This entry was posted on May 29, 2015.
We’re almost half-way through 2015, and there are have several amazing things lined up for you in the near future! First and foremost is the fact that our fantastic Special about the Battle of Agincourt will soon go to the printer. With contributors like Anne Curry, Tobias Capwell and Brian Todd Carey, to name but a few, this is one issue you really should not miss, even if this period is not really your cup of tea. It is now available for pre-order at 10% discount off the cover price. The Special will be released in mid-July.
While it will take us another several weeks yet to finish the Special, we can already proudly present our next issue. This one which will be of interest to all those fans amongst you who cannot get enough of the grand episodes in the Late Middle Ages. Medieval Warfare V-3 has now been printed, and will arrive at our distribution center in about a week. The theme of this issue is the first phase of the War of the Roses, that great series of conflicts which wrecked England between 1455-1485, characterized by dozens of brutal battles and sieges and shifting alliances. In the end, the war was won by the Lancastrian Henry VII, who managed to defeat Richard III at the Battle of Bosworth. This outcome, the Lancastrian victory, was hardly apparent from the start, however. In fact, until a few years before Bosworth, it must have seemed as if the Yorkists would be there to stay. This issue’s theme focuses on the events between roughly 1455-1461, when the Yorkists were first banned from England, only to return with a vengeance and take the throne from the Lancastrian King Henry VI.
The issue starts with an article on the rise and fall of Henry’s wife, Margaret of Anjou.
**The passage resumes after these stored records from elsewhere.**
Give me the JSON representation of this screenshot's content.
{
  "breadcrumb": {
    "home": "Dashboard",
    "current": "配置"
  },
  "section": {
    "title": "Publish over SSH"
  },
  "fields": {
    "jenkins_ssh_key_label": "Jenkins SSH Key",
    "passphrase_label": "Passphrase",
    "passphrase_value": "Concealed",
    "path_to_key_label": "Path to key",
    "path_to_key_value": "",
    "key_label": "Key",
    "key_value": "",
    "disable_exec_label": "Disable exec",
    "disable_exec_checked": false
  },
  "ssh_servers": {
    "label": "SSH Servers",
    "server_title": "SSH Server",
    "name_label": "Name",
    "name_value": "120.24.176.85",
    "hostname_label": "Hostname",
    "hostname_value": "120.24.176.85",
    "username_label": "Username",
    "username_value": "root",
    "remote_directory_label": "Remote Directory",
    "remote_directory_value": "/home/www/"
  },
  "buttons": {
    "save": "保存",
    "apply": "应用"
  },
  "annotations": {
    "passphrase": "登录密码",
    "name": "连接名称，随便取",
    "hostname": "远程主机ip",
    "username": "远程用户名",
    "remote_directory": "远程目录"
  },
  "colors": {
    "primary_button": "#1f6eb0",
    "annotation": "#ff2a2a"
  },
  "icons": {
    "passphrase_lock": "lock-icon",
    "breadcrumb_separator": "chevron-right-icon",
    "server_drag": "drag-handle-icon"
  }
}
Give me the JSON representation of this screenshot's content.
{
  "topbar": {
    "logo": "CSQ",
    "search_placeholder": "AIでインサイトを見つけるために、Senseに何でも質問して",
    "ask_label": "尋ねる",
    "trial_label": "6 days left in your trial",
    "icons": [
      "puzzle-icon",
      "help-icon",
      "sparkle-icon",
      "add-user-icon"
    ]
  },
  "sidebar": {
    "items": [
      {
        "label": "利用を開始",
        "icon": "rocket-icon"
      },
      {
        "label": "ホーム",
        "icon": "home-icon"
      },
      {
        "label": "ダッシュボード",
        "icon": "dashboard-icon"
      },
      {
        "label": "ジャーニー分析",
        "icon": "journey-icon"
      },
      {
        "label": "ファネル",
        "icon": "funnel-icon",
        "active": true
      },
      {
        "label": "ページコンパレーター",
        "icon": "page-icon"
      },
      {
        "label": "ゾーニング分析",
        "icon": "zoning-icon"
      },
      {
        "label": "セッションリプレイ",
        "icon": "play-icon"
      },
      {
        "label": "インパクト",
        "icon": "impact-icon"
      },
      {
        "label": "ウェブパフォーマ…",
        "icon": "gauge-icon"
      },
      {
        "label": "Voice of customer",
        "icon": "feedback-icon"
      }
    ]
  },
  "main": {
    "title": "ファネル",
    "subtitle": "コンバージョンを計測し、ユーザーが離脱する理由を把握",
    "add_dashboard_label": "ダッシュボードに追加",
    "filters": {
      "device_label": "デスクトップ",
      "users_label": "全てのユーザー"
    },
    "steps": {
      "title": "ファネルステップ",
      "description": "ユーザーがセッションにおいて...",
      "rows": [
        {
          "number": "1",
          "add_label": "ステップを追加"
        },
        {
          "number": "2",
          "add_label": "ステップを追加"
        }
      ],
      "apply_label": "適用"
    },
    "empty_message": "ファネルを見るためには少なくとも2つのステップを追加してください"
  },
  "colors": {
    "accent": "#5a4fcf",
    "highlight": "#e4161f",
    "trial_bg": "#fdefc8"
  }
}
Somewhat contrary to our usual historical introduction, this article combines elements of an introduction (by discussing the events leading up to the war) with a rather detailed discussion of what happened between 1455-1461. The next couple of articles focus on several of the main characters and episodes in close detail. Instead of discussing the famous Warwick, we decided to go for the less well-known figure Lord Fauconberg, who played a crucial part in the success of the house of York. Moreover, David Santiuste covers the career of a young Edward, Earl of March (the future Edward IV), whose luck, bravado, and personal bravery played an important role in the Yorkists victory. In an age when sieges could literally make or break a campaign, castles are ever-important, and the Wars of the Roses are no exception. In this issue, Patrick Baker first discusses the importance of Calais as a Yorkist stronghold, while Gareth Williams touches upon the subject of the siege of Denbigh in his article on the remarkable alliance between the Lancastrians and a band of outlaws in Wales. Last, but certainly not least, several battles are discussed in great detail. Mike Ingram focuses on the less well-known, but equally important battle of Northampton by analyzing the main sources for the battle. Sidney Dean, on the other hand, walks us through the events of the Battle of Towton, one of the greatest and bloodiest battle ever fought on English soil.
This issue’s The Weapon feature is closely related to the issue’s theme; after all, the poleaxe was one of the main weapons used by men-at-arms during the many massed battles between 1455-1461. Not even remotely related to the theme, however, is James Gilmer’s piece on the Hashashin, the order of assassins that managed to affect, perhaps even dominate, politics in the Middle East around the time of the Crusades. The article covers the rise and fall of the order; Medieval Warfare V-4 will contain an article on the order’s castles.
Thus, we offer you our latest issue of Medieval Warfare. I’m sure you will enjoy it as much as we do. If you pre-order now, you get a 15% discount. If you’re looking for the best deal, though, we suggest ordering a subscription.